By Cara Cooper
Published: 23 Jan, 2023
4 Minute Read
Winning a championship in any season of racing is an impressive feat.
But winning a championship in the 40th season of racing is just a little bit sweeter, at least for Todd Sherman.
Sherman isn’t sure how many titles he’s won at Ohio’s Limaland Motorsports Park, but he’s won the last three in the track’s Division I Northwest Physical Therapy UMP Modified class.
“The first night I got some damage on the car, I didn’t have that good of a night, and then from then on I think we won probably 50 percent of our races there,” Sherman said.
Sherman calls Limaland his home track. This summer will be his 20th season racing at the NASCAR-sanctioned quarter-mile dirt track in Elida, Ohio.
Sherman was first introduced to the sport by his mom, Lorelee Sherman, who raced cars built by her husband.
“She did pretty good. She raced when women weren’t really even allowed in the pits,” Sherman said.
Sherman said his mom enjoyed the people she met at the race tracks almost as much, if not more than, the actual racing. She was known for the sweet corn and strawberry shortcake she made for everyone in the infield on race days.
As one of 10 kids, Sherman and his siblings would pile into a van on the nights his mom raced and do work at the track. One sister was the trophy girl, some worked in the concession stand and he sold racing papers.
“The track promoter would pay us to clean the stands after the race was over,” Sherman said. “There were so many of us it didn’t take long. We would go through there and clean up and we all had some money to do what we wanted to with it because we worked at the race track. That’s just what we did.
“I could make $50 or $60 a night, and I was pretty happy about that as a kid. That was a lot of money back then.”
It was after high school when Sherman decided to really get into racing. At 19 he got a full-time job, but wasn’t fully happy.
“I got out of school and I started into my job and I came home and told my dad ‘I’m depressed,'” Sherman said. “He said, ‘What?’ I said, ‘I’m depressed. I’ve got to get up every day and go to work.’ And he just said, ‘You need a race car.’ I said, ‘You need your head examined.’
“He said, ‘No you need a race car. Do you have any money?'”
Sherman’s dad said to give him $1,500, and he left work early that day and came home that night with a race car for his son.
“Ever since that day, all winter long I can’t wait till summer, and then all week long I can’t wait until the weekends,” Sherman said. “And my depression was kind of gone at that point because it was like I had something to look forward to, I had something going on.
“I really didn’t want to race because it’s a lot of money, a lot of time and all that, but from that point when my dad said you need a race car, I had friends come over and say, ‘You have a race car? Oh, we’ll help you.’ I’ve always raced with friends. My friends have changed over the years because they get married and have kids or move away or whatever, but I still race with my friends.”

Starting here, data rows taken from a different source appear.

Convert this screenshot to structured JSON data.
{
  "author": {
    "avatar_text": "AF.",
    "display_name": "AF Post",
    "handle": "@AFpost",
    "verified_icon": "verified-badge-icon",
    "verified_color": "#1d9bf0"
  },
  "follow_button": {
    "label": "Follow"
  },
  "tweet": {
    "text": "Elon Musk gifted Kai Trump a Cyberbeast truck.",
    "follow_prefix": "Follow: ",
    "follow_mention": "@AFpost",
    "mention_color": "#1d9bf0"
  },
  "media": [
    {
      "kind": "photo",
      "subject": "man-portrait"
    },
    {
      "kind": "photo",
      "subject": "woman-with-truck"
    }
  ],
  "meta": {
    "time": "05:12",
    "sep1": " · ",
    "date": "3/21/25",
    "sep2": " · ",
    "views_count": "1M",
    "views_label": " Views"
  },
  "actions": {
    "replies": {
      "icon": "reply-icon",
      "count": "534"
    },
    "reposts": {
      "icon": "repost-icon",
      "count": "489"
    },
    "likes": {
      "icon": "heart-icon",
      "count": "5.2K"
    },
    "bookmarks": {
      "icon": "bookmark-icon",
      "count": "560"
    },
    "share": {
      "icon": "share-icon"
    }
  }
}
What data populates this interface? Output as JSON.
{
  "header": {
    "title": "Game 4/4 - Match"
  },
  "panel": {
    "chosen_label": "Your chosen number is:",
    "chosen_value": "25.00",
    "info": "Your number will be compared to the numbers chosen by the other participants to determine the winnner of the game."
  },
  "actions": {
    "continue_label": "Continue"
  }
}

In the 40 years since the day he got his first race car, Sherman has 25 championships across different tracks and series. He’s also the winningest modified driver at Limaland Motorsports Park with nearly 60 feature wins.
It hasn’t always been easy for Sherman, though. After winning five straight titles at Limaland, the wins stopped coming. His son, Brennan, told him he needed to grow with the times in the sport and get more technical with his equipment and setups.
“I went like 2016, ’17, ’18, I didn’t win very much, and we were struggling and I was getting depressed because we weren’t doing very good,” Sherman said. “And once we bought a pulldown rig and started getting some of the equipment that got our car better, we started winning again. And I said, ‘Hey it’s the car, it’s not me. I can still drive.'”
Brennan, who also helps Sherman run a racing parts sales business, does most of the technical and setup work on the car. Sherman does the maintenance throughout the week. He’s found, “There’s a lot of pride in it when you build the car yourself.
“It does get frustrating,” Sherman added. “It’s a very humbling sport at my age, and these younger kids seem like they’re going to take over the sport, but I’m still able to win races.”
Sherman’s family is getting shirts made to commemorate his 40 years in racing that will feature pictures of his cars throughout the years.
He isn’t in any hurry to stop at four decades though. He’s already making plans to continue defending his titles at Limaland this summer.
“As long as my health holds out and I can still do it, I will definitely be racing at Limaland,” he said.